|About the Book|
What is food security? What the hay is a food system? How resilient is ours? Why in a world of plenty are people still going hungry? What resources and programs are in place to ensure our food security and where are the gaps? What can we do to helpMoreWhat is food security? What the hay is a food system? How resilient is ours? Why in a world of plenty are people still going hungry? What resources and programs are in place to ensure our food security and where are the gaps? What can we do to help strengthen the food system in our own community? Is there anything funny about suicide?These are the questions posed by the author in: Something’s Rotten in Compost City, A Primer on the Politics of Food. This creative non-fiction book takes a lighter look at the politics of food, drawing on Gillards personal and often comical adventures, as well as inspiring stories and models from around the world. We journey with her through the complicated food system in her quest to find answers.In some ways this book picks up where Gillards last book (Diary of a Compost Hotline Operator, Edible Essays on City Farming, New Society, 2003) left off. It is an account of her life after leaving City Farmer, a non-profit urban agriculture group and the compost demonstration garden in its charge. Her attraction to food politics was seeded in that garden and her experiences there shaped her brand of political activism, or what she calls political horticulture. As for the title, this book started as an animated film, a satire on the politics of food with characters drawn from the compost garden.Presumably, it was a lot easier to be funny about composting. Gillard writes in the chapter on seeds: “Is there anything funny about suicide? Not that I could find. And that was the whole idea, to write a humorous account of my trip to India while slipping in some information about the sorry state of affairs around seeds. But for the life of me, I could not find one funny thing to say about suicide.

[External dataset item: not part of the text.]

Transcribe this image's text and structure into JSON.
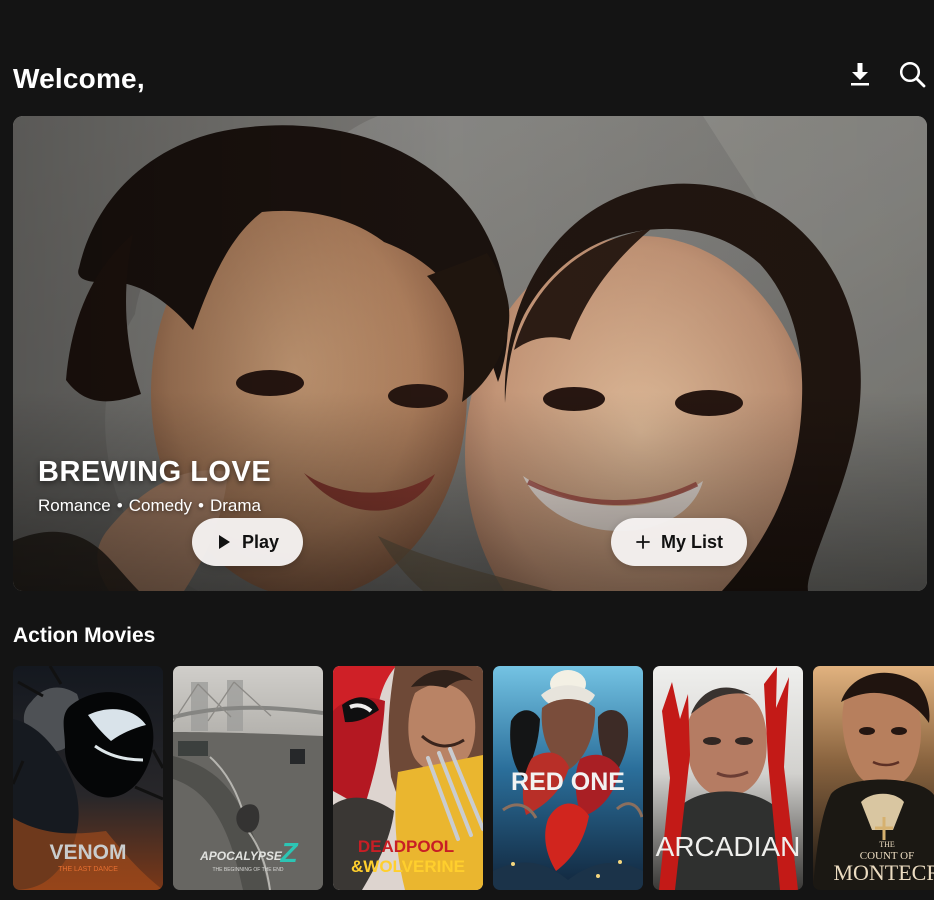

The fact that Indian farmers were killing themselves depressed the hell out of me. I was beginning to feel suicidal myself.”Somethings Rotten is divided into four perspectives. In the Neighborhood looks at the more familiar food issues like eating, buying and growing locally and how that supports local farmers and a local food system. On the Farm deals with the loss of farmland, pesticide use, the impacts of climate change, and the challenges of going organic. On the World Market grapples with the more complex global issues, genetically modified foods, declining grain stocks and the food crisis, a burgeoning population, the international aid system, an entrenched world economic order, corporate imperialism and farmers’ suicides in India. Hilarious topics all! At the Store looks at the fair trade movement, fruit, and two of Gillards favorite food groups: coffee and chocolate. Here she sums up what shes learned about the role of creativity in building resilient food systems and sustainable communities. The section brings it all back home again by identifying products on grocery store shelves that allow us to put our money where hungry mouths are.In her last book, Gillard encouraged people to feed the earth by composting. This book invites readers to deepen their commitment to feeding the earth and gives them concrete ways they can join in the mission to eradicate hunger in the world and strengthen their local food system.